    Mark Donohue was such a man.

    I was at Watkins Glen in 1973 when Mark and the Captain showed up with their Lola T330 with a AMC “lump” in the back of it. It was narrower than the standard issue Chevy, but appeared longer and the instillation was the typical Penske-Donohue “you could eat off of it” beauty, right down to the AMC badges glued to the stamped steel valve covers. It was straight of the truck; direct from its assembly at the PA shop and in the first heat, Mark was all over Brian Redman, winding up 2nd, I believe. The second heat didn’t live up to the promise of the first, with Mark coming in something like 6th.
    But the car’s performance stunner everyone, yet no one – cause it was Penske and it was MARK! And you never, ever bet against him.

  2. Very good review – thanks Lee and SCD.

    I’m sold. Just placed my order. Can’t wait to read it.

  3. I bought a copy while I was at the Mid-Ohio Vintage Races and am up to the 1970 season. Originally I wondered what it would add to the story beyond Unfair Advantage but agree it adds another perspective and adds additional information. One additional driver it adds more information about is Dan Gurney’s protege Swede Savage and how competitive he was.
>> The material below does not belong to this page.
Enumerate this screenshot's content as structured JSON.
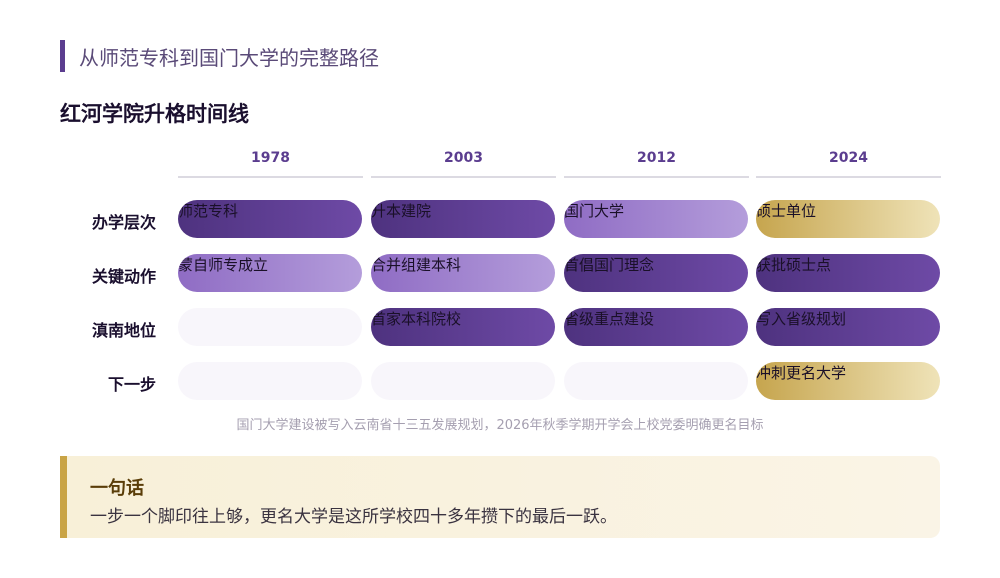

One minor item that should have been caught in editing is that in a few places the author has Savage driving a Challenger when the AAR team was driving the Barracuda version.
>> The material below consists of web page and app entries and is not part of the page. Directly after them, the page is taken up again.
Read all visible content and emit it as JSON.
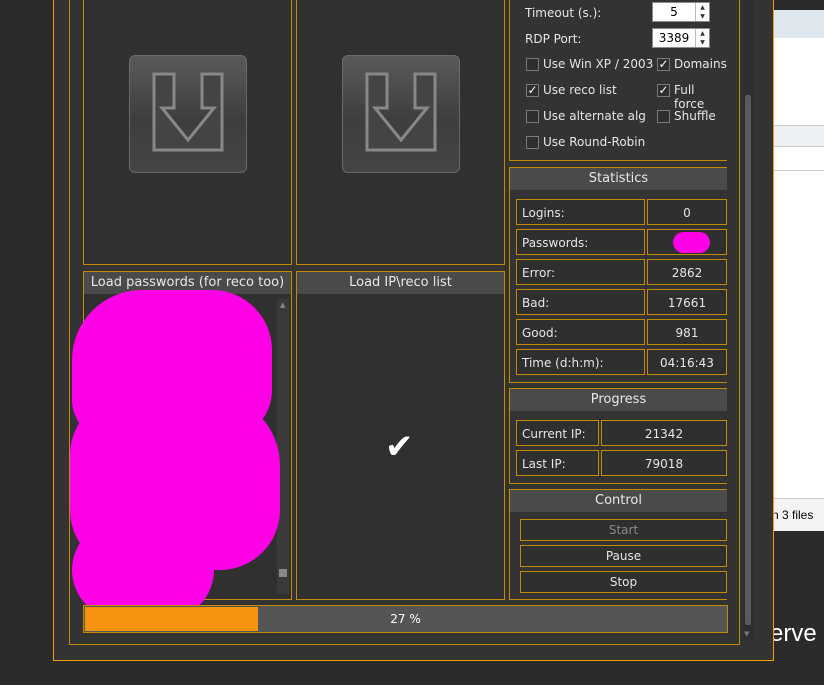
{
  "options": {
    "timeout_label": "Timeout (s.):",
    "timeout_value": "5",
    "rdp_port_label": "RDP Port:",
    "rdp_port_value": "3389",
    "checkboxes": [
      {
        "label": "Use Win XP / 2003",
        "checked": false
      },
      {
        "label": "Domains",
        "checked": true
      },
      {
        "label": "Use reco list",
        "checked": true
      },
      {
        "label": "Full force",
        "checked": true
      },
      {
        "label": "Use alternate alg",
        "checked": false
      },
      {
        "label": "Shuffle",
        "checked": false
      },
      {
        "label": "Use Round-Robin",
        "checked": false
      }
    ],
    "check_mark": "✓"
  },
  "statistics": {
    "title": "Statistics",
    "rows": [
      {
        "label": "Logins:",
        "value": "0"
      },
      {
        "label": "Passwords:",
        "value": ""
      },
      {
        "label": "Error:",
        "value": "2862"
      },
      {
        "label": "Bad:",
        "value": "17661"
      },
      {
        "label": "Good:",
        "value": "981"
      },
      {
        "label": "Time (d:h:m):",
        "value": "04:16:43"
      }
    ]
  },
  "progress_panel": {
    "title": "Progress",
    "rows": [
      {
        "label": "Current IP:",
        "value": "21342"
      },
      {
        "label": "Last IP:",
        "value": "79018"
      }
    ]
  },
  "control": {
    "title": "Control",
    "start": "Start",
    "pause": "Pause",
    "stop": "Stop"
  },
  "lists": {
    "passwords_title": "Load passwords (for reco too)",
    "ip_title": "Load IP\\reco list",
    "ip_status_icon": "✔"
  },
  "progress_bar": {
    "text": "27 %",
    "fraction": 0.27,
    "color": "#f5930f"
  },
  "background_window": {
    "status_text": "n 3 files",
    "partial_text": "erve"
  },
  "colors": {
    "accent": "#c58a00",
    "redaction": "#ff00e6"
  }
}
  4. The first time I saw Mark and the Captain was at the Glen – they were running a blue Sunoco Ferrari with a Traco tuned engine – needless to say they outran the factory Ferrari – I was hooked.

  5. I am so glad that a new book on Mark Donohue has come out. I could not find the earlier book on him and this book is long overdue. A great driver and the varied cars that he has driven like the Sunoco Penske White Ferrari 512 Racer in the Group 5 guise, the Porsche Twin Turbos in Can-Am Racing and the TransAm series of Cars Totally Awesome. Where can I buy this book?
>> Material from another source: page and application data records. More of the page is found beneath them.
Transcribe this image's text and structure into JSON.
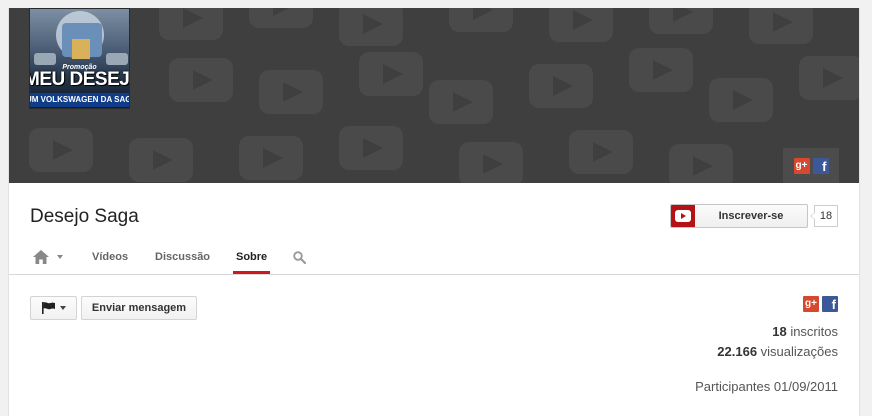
{
  "channel": {
    "name": "Desejo Saga",
    "avatar_text": {
      "top": "Promoção",
      "middle": "MEU DESEJO",
      "bottom": "UM VOLKSWAGEN DA SAGA"
    }
  },
  "subscribe": {
    "label": "Inscrever-se",
    "count": "18"
  },
  "tabs": [
    {
      "label": "Vídeos",
      "active": false
    },
    {
      "label": "Discussão",
      "active": false
    },
    {
      "label": "Sobre",
      "active": true
    }
  ],
  "actions": {
    "message_label": "Enviar mensagem"
  },
  "social": {
    "gplus_label": "g+",
    "facebook_label": "f"
  },
  "stats": {
    "subscribers_value": "18",
    "subscribers_label": "inscritos",
    "views_value": "22.166",
    "views_label": "visualizações",
    "joined": "Participantes 01/09/2011"
  },
  "colors": {
    "banner_bg": "#3f3f3f",
    "accent_red": "#cc181e",
    "subscribe_red": "#b31217",
    "facebook": "#3b5998",
    "gplus": "#d6492f"
  }
}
  6. I’ll have to buy the book… the mention of Mark’s wife, Sue, brought back a memory of one of the Lime Rock Trans-Ams I covered for Competition Press and Autoweek. I don’t remember what year, but I did this in the late 60s, early 70s.

    I and a some other writers were invited to a party at Sam Posey’s house. One of the other guys and I were going up the spiral staircase to the house’s cupola when we saw two women up at the top talking; one was crying. “That’s Mark’s wife,” the other guy whispered.”Let’s go back.”

    This helped me realize that those of us writing about racing were doomed to get only part of the story… we could handle the details of racing tactics and techniques but not human emotions of someone who was consumed by racing. But, it’s probably just as well that most of us never tried to go beyond the podium celebrations and the dejection of a DNF driver.

  7. Because myself and Mark Dopnohue were both natives of Pennsylvania, as a car and racing nut growing up, I instantly had my “driver” to follow–and the fact that he was so good at what he did didn’t hurt either. My career as a motorsports announcer is due, in no small part, to the inspiration of one Mark Donohue. My Aurora HO slot cars were imitations of his racing machines;Hey, in my young, highly impressionable and imaginative mind back then, I WAS him in those basement races against my friends. The first “professional” race I ever attended was the 1969 Can-Am event at Watkins Glen; another inspirational moment in my life–little did I know back then nor even dreamed that my first pro road racing gig would come at the same track just about 25 years later. So, obviously, I never got the chance to announce or even meet my “hero” but I guess I’ll have to “settle” for the 2003 victory lane interview with his son David after he won the 6 hours event in a Porsche powered racing machine painted blue with red and yellow trim almost 30 years to the day that his father parked the mighty 917K-30 there!